But I wasn’t shocked at all.
Based on what I already knew of the world, my first thought was, “We finally got one of those on tape.” Followed by, “Maybe justice will be served this time.” Yes, that’s precisely my first thought. Why? Since childhood my parents instilled in me and my siblings, via monthly, sometimes weekly lessons, rules of conduct to avoid getting shot by the police. “Make sure that when you get stopped, the officer can always see both of your hands.” “No sudden movements.” “Don’t reach into your pockets for anything without announcing this in advance.” “When you move at all, tell the officer what you are about to do.” At the time, I am a budding scientist in middle school, just trying to learn all I can about the universe. I hardly ever think about the color of my skin — it never comes up when contemplating the universe. Yet when I exit my front door, I’m a crime suspect. Add to this the recently coined “White Caller Crime,” where scared white people call the police because they think an innocent black person is doing something non-innocent, and it’s a marvel that any of us achieve at all.
The rate of abuse? Between one and five skin-color-instigated incidents per week, for every week of my life. White people must have known explicitly if not implicitly of this struggle. Why else would the infamous phrase, “I’m free, white, and 21” even exist? Here is a compilation of that line used in films across the decades. Yes, it’s offensive. But in America, it’s also truthful. Today’s often-denied “white privilege” accusation was, back then, openly declared.
Marques Brownlee used Tyson’s essay as a jumping-off point for his own video essay based on his experiences in sports and tech:
You know, I remember several instances where I would accomplish a goal, or I’d make a high-end team, and I was super proud of it. But then that spotlight would appear again and I’d sort of second-guess that, where I’m like “did I make this team because I’m good enough, or did I make this team because I have this platform and they want to take advantage of that, or did I make this team because I’m black and they just want to make sure they have a black person?” I’m looking around like “well, they got one” but suddenly I’m second-guessing myself, like “am I good enough to make this team?”

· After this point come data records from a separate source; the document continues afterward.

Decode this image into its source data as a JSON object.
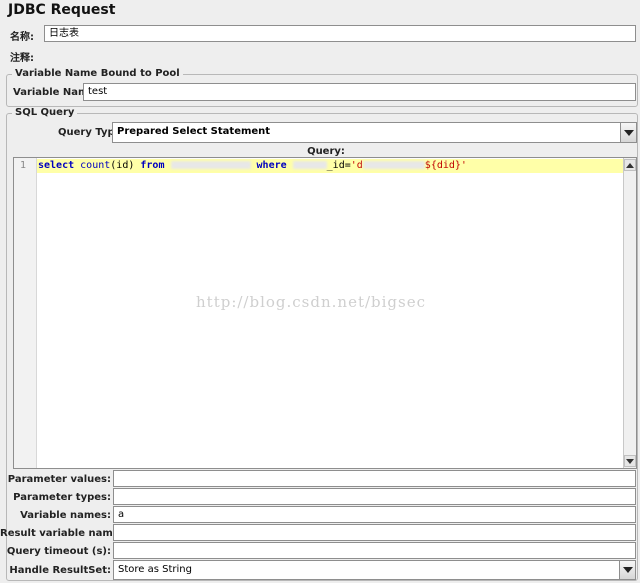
{
  "panel_title": "JDBC Request",
  "name": {
    "label": "名称:",
    "value": "日志表"
  },
  "comment": {
    "label": "注释:",
    "value": ""
  },
  "pool_group": {
    "legend": "Variable Name Bound to Pool",
    "label": "Variable Name:",
    "value": "test"
  },
  "sql_group": {
    "legend": "SQL Query",
    "query_type_label": "Query Type:",
    "query_type_value": "Prepared Select Statement",
    "query_header": "Query:",
    "editor": {
      "line_number": "1",
      "tokens": [
        {
          "text": "select ",
          "kind": "kw"
        },
        {
          "text": "count",
          "kind": "fn"
        },
        {
          "text": "(",
          "kind": "plain"
        },
        {
          "text": "id",
          "kind": "plain"
        },
        {
          "text": ") ",
          "kind": "plain"
        },
        {
          "text": "from ",
          "kind": "kw"
        },
        {
          "text": "where ",
          "kind": "kw"
        },
        {
          "text": "_id=",
          "kind": "plain"
        },
        {
          "text": "'d",
          "kind": "str"
        },
        {
          "text": "${did}'",
          "kind": "str"
        }
      ]
    }
  },
  "watermark": "http://blog.csdn.net/bigsec",
  "params": [
    {
      "label": "Parameter values:",
      "value": ""
    },
    {
      "label": "Parameter types:",
      "value": ""
    },
    {
      "label": "Variable names:",
      "value": "a"
    },
    {
      "label": "Result variable name:",
      "value": ""
    },
    {
      "label": "Query timeout (s):",
      "value": ""
    }
  ],
  "handle_resultset": {
    "label": "Handle ResultSet:",
    "value": "Store as String"
  },
  "colors": {
    "background": "#eeeeee",
    "keyword": "#0000c0",
    "string": "#c00000",
    "line_highlight": "#ffffa8"
  },
  "icons": {
    "dropdown": "chevron-down-icon",
    "scroll_up": "scroll-up-arrow-icon",
    "scroll_down": "scroll-down-arrow-icon"
  }
}
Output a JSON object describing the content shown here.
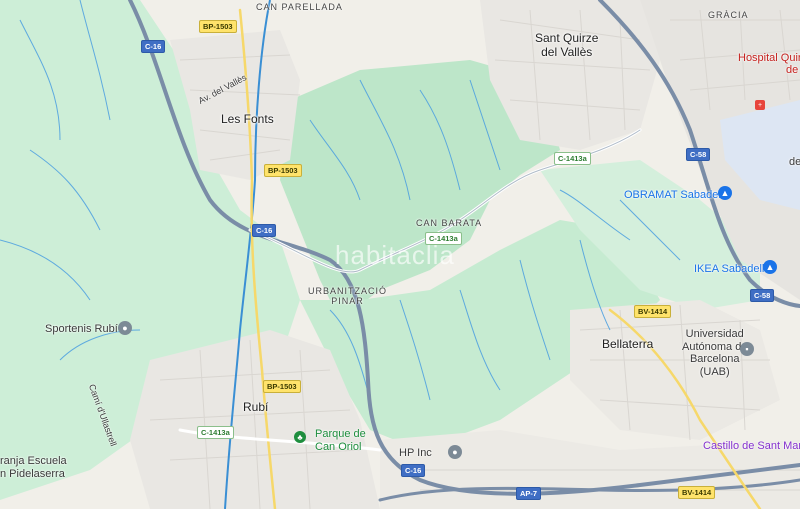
{
  "places": {
    "can_parellada": "CAN PARELLADA",
    "gracia": "GRÀCIA",
    "sant_quirze": "Sant Quirze\ndel Vallès",
    "les_fonts": "Les Fonts",
    "can_barata": "CAN BARATA",
    "urbanitzacio": "URBANITZACIÓ\nPINAR",
    "rubi": "Rubí",
    "bellaterra": "Bellaterra"
  },
  "pois": {
    "hospital": "Hospital Quiró",
    "hospital_2": "de",
    "obramat": "OBRAMAT Sabadell",
    "ikea": "IKEA Sabadell",
    "uab": "Universidad\nAutónoma de\nBarcelona\n(UAB)",
    "sportenis": "Sportenis Rubí",
    "parque": "Parque de\nCan Oriol",
    "hp": "HP Inc",
    "castillo": "Castillo de Sant Marça",
    "escuela": "ranja Escuela\nn Pidelaserra",
    "right_edge": "de",
    "street": "Av. del Vallès",
    "street2": "Camí d'Ullastrell"
  },
  "roads": {
    "bp1503_top": "BP-1503",
    "c16_left": "C-16",
    "bp1503_mid": "BP-1503",
    "c16_mid": "C-16",
    "c1413a_top": "C-1413a",
    "c1413a_mid": "C-1413a",
    "c58_top": "C-58",
    "c58_bot": "C-58",
    "bv1414_mid": "BV-1414",
    "bp1503_low": "BP-1503",
    "c1413a_low": "C-1413a",
    "c16_bot": "C-16",
    "ap7": "AP-7",
    "bv1414_bot": "BV-1414"
  },
  "watermark": "habitaclia",
  "colors": {
    "land": "#f2efe9",
    "forest": "#c8ecd3",
    "green_dark": "#b5e2c4",
    "urban": "#e8e6e3",
    "water": "#3a8fd4",
    "highway": "#8fa1b8",
    "hospital": "#c5221f",
    "shopping": "#1a73e8",
    "park": "#1e8e3e",
    "landmark": "#8430ce"
  }
}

Not only is racism obviously unacceptable, but we actually have to actively work against it. And there’s always, somehow, people twisting that, making it political, making it, like, a two-sided thing. I don’t understand how being anti-racist can possibly be controversial in any way.
We must be active participants in correcting the ills of our society.
I am somewhat conflicted about linking to this after multiple allegations of sexual misconduct were made against Tyson in late 2018. Those accusations were apparently resolved last year, but I do not know whether the outcome was satisfactory for the women who accused him. With that caveat in mind, I believe his voice is vital in this context. ↩︎